We kicked-off this year’s nihonshu season with our Sake Basic course this month.
Students, from all different culinary (and non-culinary) walks of life, sampled 12 different sakes and left with a Sake Basic certificate. We’re happy to graduate a new group of sake-ambassadors!
While the intensive one-day course covers all the basics of the still largely enigmatic beverage – including production methods, key ingredients, and classification – special attention was given to tasting, pairing, and understanding sake’s endless possibilities on the global culinary stage.
Hear what one of our students, Sally, had to say:
Q: What made you interested in sake?
I’m from Southern Australia and we have sake there, but there are not very many types and I used to find it too dry to drink by itself. I knew sake as a rice-based alcohol, but not much more.
Now that I’m in Japan, I thought this would be the place to give it another try.
To be honest, the class seemed like something fun and different to do on the weekend. I was curious about how sake is made, so I thought, “Why not – what could be better than an educational reason to have a drink?”
Q: What was one thing that you didn’t expect to learn?
I can now read a little kanji! I’m no help day-to-day in Japan but put me in an izakaya with a sake list and I might be able to work it out.

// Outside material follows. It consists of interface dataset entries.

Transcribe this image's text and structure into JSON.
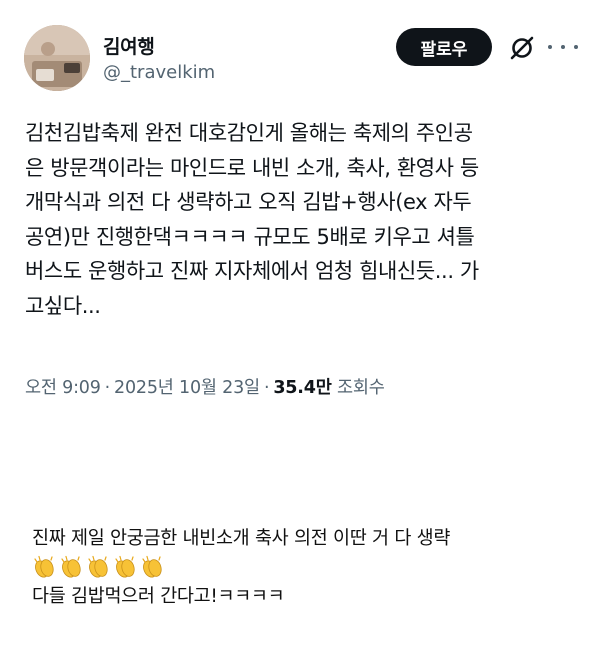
{
  "profile": {
    "display_name": "김여행",
    "handle": "@_travelkim",
    "follow_label": "팔로우",
    "avatar_icon": "avatar-photo-icon",
    "grok_icon": "grok-icon",
    "more_icon": "more-options-icon"
  },
  "tweet": {
    "lines": [
      "김천김밥축제 완전 대호감인게 올해는 축제의 주인공",
      "은 방문객이라는 마인드로 내빈 소개, 축사, 환영사 등",
      "개막식과 의전 다 생략하고 오직 김밥+행사(ex 자두",
      "공연)만 진행한댁ㅋㅋㅋㅋ 규모도 5배로 키우고 셔틀",
      "버스도 운행하고 진짜 지자체에서 엄청 힘내신듯... 가",
      "고싶다..."
    ],
    "time": "오전 9:09",
    "date": "2025년 10월 23일",
    "views_count": "35.4만",
    "views_label": "조회수"
  },
  "caption": {
    "line1": "진짜 제일 안궁금한 내빈소개 축사 의전 이딴 거 다 생략",
    "clap_count": 5,
    "clap_icon": "clapping-hands-icon",
    "line3": "다들 김밥먹으러 간다고!ㅋㅋㅋㅋ"
  },
  "colors": {
    "text": "#0f1419",
    "secondary": "#536471",
    "button_bg": "#0f1419",
    "button_text": "#ffffff",
    "clap_yellow": "#f7c236"
  }
}
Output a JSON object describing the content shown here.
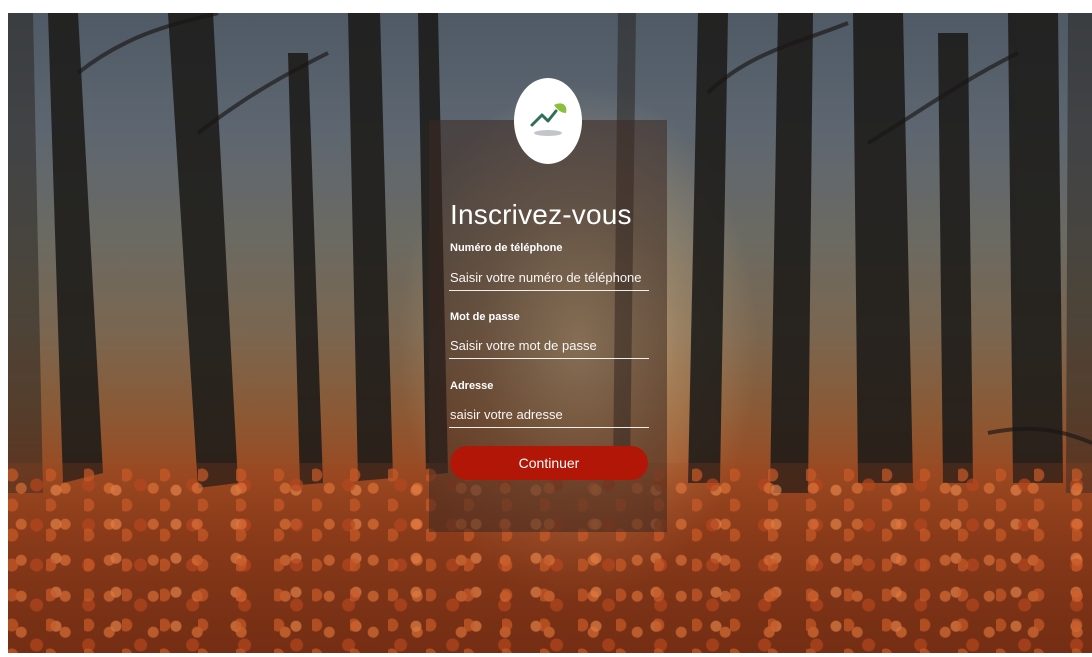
{
  "form": {
    "title": "Inscrivez-vous",
    "phone": {
      "label": "Numéro de téléphone",
      "placeholder": "Saisir votre numéro de téléphone"
    },
    "password": {
      "label": "Mot de passe",
      "placeholder": "Saisir votre mot de passe"
    },
    "address": {
      "label": "Adresse",
      "placeholder": "saisir votre adresse"
    },
    "submit_label": "Continuer"
  },
  "colors": {
    "button": "#b11606",
    "card_overlay": "rgba(60,40,32,0.55)",
    "logo_green": "#8cbf3b",
    "logo_dark": "#2f6f55"
  },
  "icons": {
    "logo": "mountain-leaf-logo"
  }
}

Seriously, though, the most unexpected lesson was learning how versatile it is, how it can pair with more than just Japanese cuisine. Like our instructor said – he was so passionate about it – the future of sake is in any food, even what we make every day at home.
We tried a lot of sake and paired them with different food and dishes. There was even a chocolate cake. I was skeptical at first, but I was very surprised at how well it worked.
That’s the fun part of sake. Since it’s so versatile, there are no rules to how you pair it and what you pair it with. I’m going to think of using sake in my pastries from now on.
Q: What would you say to someone unfamiliar with sake?
It’s made from rice. It’s good drinking. Ah – I’d just make them try it!
Le Cordon Bleu runs sake courses and events in its Tokyo and Paris institutes. In Tokyo next February and March, we’ll be running a special seminar on sake and cheese pairings featuring Hiroshima sake. Contact us to sign-up or to find out more on the latest nihonshu happenings near you.
MORE ON OUR SAKE CLASSES
OTHER PROGRAMMES AT LE CORDON BLEU